Reeve is the mother of a kindergartener and a preschooler who attend CCUSD schools. She and her children prefer in-person learning because virtual learning was difficult due to her children’s young age, she explained.  

“I love our teachers. I love our staff,” she said.
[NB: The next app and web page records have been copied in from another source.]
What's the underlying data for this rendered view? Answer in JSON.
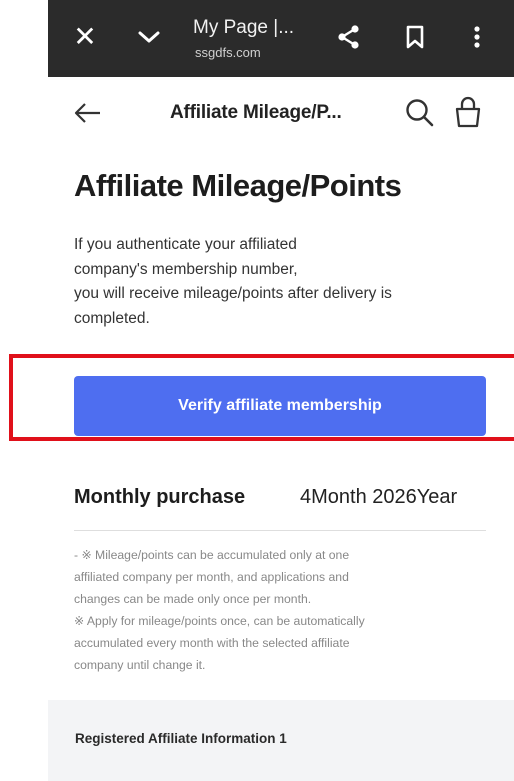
{
  "browser": {
    "page_title": "My Page |...",
    "url": "ssgdfs.com",
    "icons": [
      "close-icon",
      "chevron-down-icon",
      "share-icon",
      "bookmark-icon",
      "more-vertical-icon"
    ]
  },
  "header": {
    "title": "Affiliate Mileage/P...",
    "icons": [
      "back-arrow-icon",
      "search-icon",
      "shopping-bag-icon"
    ]
  },
  "main": {
    "title": "Affiliate Mileage/Points",
    "intro_lines": [
      "If you authenticate your affiliated",
      "company's membership number,",
      "you will receive mileage/points after delivery is",
      "completed."
    ],
    "verify_button_label": "Verify affiliate membership",
    "monthly_label": "Monthly purchase",
    "monthly_value": "4Month 2026Year",
    "notes_lines": [
      "- ※ Mileage/points can be accumulated only at one",
      "affiliated company per month, and applications and",
      "changes can be made only once per month.",
      "※ Apply for mileage/points once, can be automatically",
      "accumulated every month with the selected affiliate",
      "company until change it."
    ],
    "registered_title": "Registered Affiliate Information 1"
  },
  "colors": {
    "browser_bar": "#2b2b2b",
    "primary_button": "#4e6ef0",
    "highlight": "#e0101a",
    "section_bg": "#f3f4f6"
  }
}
They are “the reason I am comfortable with my children in-person learning with numbers surging the way they are in Maricopa County.”

“It’s so disappointing that we aren’t falling over ourselves to do whatever we can to support them, to make sure they’re safe, to make sure that they have an easy way to mitigate spread if they’re exposed.”

While Reeve has been notified of students in other classrooms being asked to quarantine due to COVID-19 exposure, she and her children have not been affected or asked to quarantine, she said.

This policy change is concerning, Reeve said, because it raises the potential for teachers to unknowingly spread COVID-19 through the classroom if they choose to continue instruction despite being exposed.

She wants her children to continue attending in-person classes, “but at the end of the day, we’ve got to be safe,” she said. 

“We’ve got to realize we’re all living through a global pandemic,” she said. “This isn’t just a rough week — this is a once-in-a-lifetime thing.”

Reeve said she hopes the district will allow teachers and staff who have been exposed to COVID-19 to quarantine safely for the recommended number of days without having to use their own personal sick time, she said. 

“If we are so committed to keeping schools open, then we need to support the people who are making that happen,” she said. 

However, Reeve said she has “a lot of empathy” for the district and leadership and the difficult situation they are trying to navigate. 

The district provided specific details on its financial situation and explained why it is not feasible to continue to provide additional sick leave benefits to teachers exposed to COVID-19.

CCUSD is in a “structural deficit” because 95% of its capital outlay budget capacity is in the maintenance and operations budget, the district stated, mentioning how it has informed the governing board of this for years. 

The district’s budget also took a blow from an approximately 8% decline in student enrollment, it stated, adding that the district is down approximately 400 students.

Its budget capacity was also reduced by 5% due to students opting for online learning. 

Unless the federal government provides relief to fund and extend the FFCRA benefit, the continuation of this sick leave policy will exacerbate the district’s financial distress, it stated.

However, all things considered, the district stated it “values all students and staff and plans for long-term student success and staff retention.”

 

—Staff writer Sarah Donahue

can be reached at

sdonahue@timespublications.com